Although all of us have our own unique way of answering the phone, it goes without saying that ‘hello’ is a universal option. However, it wasn’t the first choice. As communication rapidly progressed from the birth of the telephone, amongst those advances is an oft-forgotten precursor to ‘hello’. This lost phrase provides insight into how a current shift in communications technology could be an opportunity for businesses to achieve greater success.

The First Greeting

In 1876, new communications technology required new etiquette. Prior to the invention of the telephone, societal convention asserted that you didn’t address anyone directly without a prior introduction; there wasn’t a requirement for a word such as ‘hello’. This explains why the fateful line isn’t “Hello, Dr Livingstone”.

When Alexander Graham Bell patented the device in March that year (the credited inventor is still a subject of debate, with Bell, Antonio Meucci and Elisha Gray all in the running), he advocated the use of the word ‘ahoy’ or ‘ahoy-hoy’ as the first telephonic greeting. Already in common nautical usage, it originated from ‘hoi’, the Dutch word for ‘hi’.

It was Bell’s rival, Thomas Edison, who actually coined the word ‘hello’ as a method of initiating telephone calls.
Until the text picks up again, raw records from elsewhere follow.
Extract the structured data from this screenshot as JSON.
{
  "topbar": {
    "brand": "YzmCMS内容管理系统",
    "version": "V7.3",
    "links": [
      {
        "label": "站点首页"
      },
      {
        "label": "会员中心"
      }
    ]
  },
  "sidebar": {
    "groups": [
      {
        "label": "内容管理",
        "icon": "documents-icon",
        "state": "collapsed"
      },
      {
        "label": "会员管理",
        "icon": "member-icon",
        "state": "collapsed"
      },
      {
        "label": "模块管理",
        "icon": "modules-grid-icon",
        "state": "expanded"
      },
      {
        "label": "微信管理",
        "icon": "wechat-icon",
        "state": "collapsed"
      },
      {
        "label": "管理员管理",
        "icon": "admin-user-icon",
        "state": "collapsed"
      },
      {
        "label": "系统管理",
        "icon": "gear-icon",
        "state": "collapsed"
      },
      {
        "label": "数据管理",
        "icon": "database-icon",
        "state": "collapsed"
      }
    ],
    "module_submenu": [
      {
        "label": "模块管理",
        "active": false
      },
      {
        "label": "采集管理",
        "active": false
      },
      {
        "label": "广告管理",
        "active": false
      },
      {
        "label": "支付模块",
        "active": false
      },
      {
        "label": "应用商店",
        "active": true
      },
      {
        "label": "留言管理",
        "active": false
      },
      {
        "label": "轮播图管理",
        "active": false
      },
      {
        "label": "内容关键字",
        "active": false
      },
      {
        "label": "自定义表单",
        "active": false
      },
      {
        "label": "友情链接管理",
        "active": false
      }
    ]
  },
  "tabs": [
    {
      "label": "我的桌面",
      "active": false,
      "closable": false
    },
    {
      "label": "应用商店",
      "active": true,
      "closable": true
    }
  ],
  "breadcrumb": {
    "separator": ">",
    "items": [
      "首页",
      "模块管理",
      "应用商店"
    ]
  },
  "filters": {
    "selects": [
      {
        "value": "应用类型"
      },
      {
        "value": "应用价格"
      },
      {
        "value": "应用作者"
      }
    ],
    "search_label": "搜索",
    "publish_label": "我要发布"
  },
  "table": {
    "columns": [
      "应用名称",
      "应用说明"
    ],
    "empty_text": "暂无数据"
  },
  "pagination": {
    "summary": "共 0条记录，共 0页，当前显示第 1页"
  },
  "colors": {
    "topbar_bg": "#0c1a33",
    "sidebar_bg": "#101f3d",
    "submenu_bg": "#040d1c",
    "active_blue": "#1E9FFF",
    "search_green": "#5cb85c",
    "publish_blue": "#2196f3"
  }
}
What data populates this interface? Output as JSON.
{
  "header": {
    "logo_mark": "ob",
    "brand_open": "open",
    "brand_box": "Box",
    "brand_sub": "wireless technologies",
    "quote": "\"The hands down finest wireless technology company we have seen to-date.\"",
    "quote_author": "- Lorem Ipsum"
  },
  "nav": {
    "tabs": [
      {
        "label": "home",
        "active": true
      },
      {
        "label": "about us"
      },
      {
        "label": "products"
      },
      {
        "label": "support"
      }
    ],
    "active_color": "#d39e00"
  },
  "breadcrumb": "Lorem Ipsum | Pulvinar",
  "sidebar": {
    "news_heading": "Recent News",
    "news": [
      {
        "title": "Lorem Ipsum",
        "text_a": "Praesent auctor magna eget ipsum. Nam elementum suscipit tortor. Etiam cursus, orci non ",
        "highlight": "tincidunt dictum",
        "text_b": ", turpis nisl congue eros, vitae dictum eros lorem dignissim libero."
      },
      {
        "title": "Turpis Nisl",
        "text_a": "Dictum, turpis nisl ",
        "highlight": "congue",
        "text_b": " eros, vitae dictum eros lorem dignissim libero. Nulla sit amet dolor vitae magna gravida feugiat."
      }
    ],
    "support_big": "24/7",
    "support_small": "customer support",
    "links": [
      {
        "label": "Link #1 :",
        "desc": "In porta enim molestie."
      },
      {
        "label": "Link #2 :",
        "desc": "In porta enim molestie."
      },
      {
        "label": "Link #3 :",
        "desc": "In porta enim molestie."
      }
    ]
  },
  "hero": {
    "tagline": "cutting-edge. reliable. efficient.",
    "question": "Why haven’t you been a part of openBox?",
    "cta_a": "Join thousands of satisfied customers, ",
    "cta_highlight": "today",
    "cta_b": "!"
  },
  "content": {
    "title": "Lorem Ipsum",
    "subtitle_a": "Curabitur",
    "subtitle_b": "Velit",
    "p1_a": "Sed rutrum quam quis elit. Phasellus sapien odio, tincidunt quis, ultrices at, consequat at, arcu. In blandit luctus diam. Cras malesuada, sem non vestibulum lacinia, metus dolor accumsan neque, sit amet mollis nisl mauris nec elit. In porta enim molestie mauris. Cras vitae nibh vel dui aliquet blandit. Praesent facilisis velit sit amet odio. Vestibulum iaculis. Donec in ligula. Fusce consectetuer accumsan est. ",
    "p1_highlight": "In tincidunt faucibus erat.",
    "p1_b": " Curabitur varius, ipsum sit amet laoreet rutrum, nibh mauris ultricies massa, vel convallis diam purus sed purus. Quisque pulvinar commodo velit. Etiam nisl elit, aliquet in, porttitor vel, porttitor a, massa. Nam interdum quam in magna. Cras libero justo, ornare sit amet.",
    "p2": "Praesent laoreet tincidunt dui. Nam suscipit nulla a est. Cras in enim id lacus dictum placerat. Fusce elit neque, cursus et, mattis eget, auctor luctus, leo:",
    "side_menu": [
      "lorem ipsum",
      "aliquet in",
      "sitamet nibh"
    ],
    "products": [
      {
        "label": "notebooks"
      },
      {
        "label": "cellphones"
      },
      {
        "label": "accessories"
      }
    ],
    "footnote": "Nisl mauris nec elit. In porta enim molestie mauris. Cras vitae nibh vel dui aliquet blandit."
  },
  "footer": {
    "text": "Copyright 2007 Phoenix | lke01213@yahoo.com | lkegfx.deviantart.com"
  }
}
Prior to Edison’s adoption, its common usage was as an expression of surprise rather than a greeting. For context, think of the classic policeman impression.

What’s particularly interesting is the logic behind why ‘hello’ was mooted as an option; it’s here that history creates an analogy with the current state of the communications industry.

Business First

In 1877, Edison was in discussions with the president of the Central District and Printing Telegraph Company in Pittsburgh, the organisation prepared to introduce telephones into the city. At the time, Edison saw the device having application only for business, functioning with a constant open connection between both sides. As such, a method was needed for one operator to signal to the other that a message was imminent. Although the idea of a call bell was considered, Edison was confident that the word ‘hello’ was clear and punchy enough to get attention.

This triggered somewhat of a war for the salutation of choice, with Bell still favouring ‘ahoy’, and even a third option of ‘What is wanted’ briefly muddying the waters. However, it was all over by 1880 and ‘hello’ was the clear winner, appearing in operating manuals as the standard greeting. Edison was right, and perhaps more so than even he could have imagined.

Then and Now

The story of ‘hello’ demonstrates that technology drives change. It also reinforces that business is often a leading consideration, with the most to gain from it.

For anyone still using copper-based phonelines or ISDN, a similarly wide-reaching change is in progress. The process of switching off all analogue phone services has already begun, and will complete by January 2027. Although this change is happening over a longer period than the lifespan of ‘ahoy’, it shares similarities in that there is a compelling reason behind it, and an end result that benefits everyone. Just as ‘hello’ was initially proposed to improve business communications, the Big Switch Off provides a similar opportunity.

Like most things at the point of conception, copper technology was never designed to be the pinnacle of telecommunications backbone. The latest telephonic evolution doesn’t even require traditional cabling at all, relying entirely on the Cloud for its infrastructure. Hosted Telephony requires less equipment on site, saving on costly maintenance and upgrades. It offers the freedom to communicate when, how and where you want without any disruption, using anything from a handset, mobile or desktop app. That makes it perfect for another recent development, the rise of remote working.

The only aspect of this migration businesses must watch out for, as with all new technology, is how to adopt it without causing disruption. And SCG can help with that. There are a lot of things to consider, and every company is unique; we’ll discuss all your available options and ensure you’re able to say hello to both new and existing customers on the best telephony system for you. We even have our own Hosted Telephony System, Evonex, both in name and intent the Evolution of Customer Experience. A scalable, flexible and reliable solution, it delivers all the features you need to communicate across your business whilst increasing productivity.

Would anyone want to go back to using ‘ahoy’ as a greeting nowadays? I doubt it, and I believe it will be the same once we move away from copper wiring; an interesting anecdote, but a total impracticality for today’s business needs.

If you’d like help preparing your business for the Big Switch Off, or to discuss the benefits of hosted telephony solutions, please call SCG on 0800 090 1965. I promise we won’t answer with ‘What is wanted?’.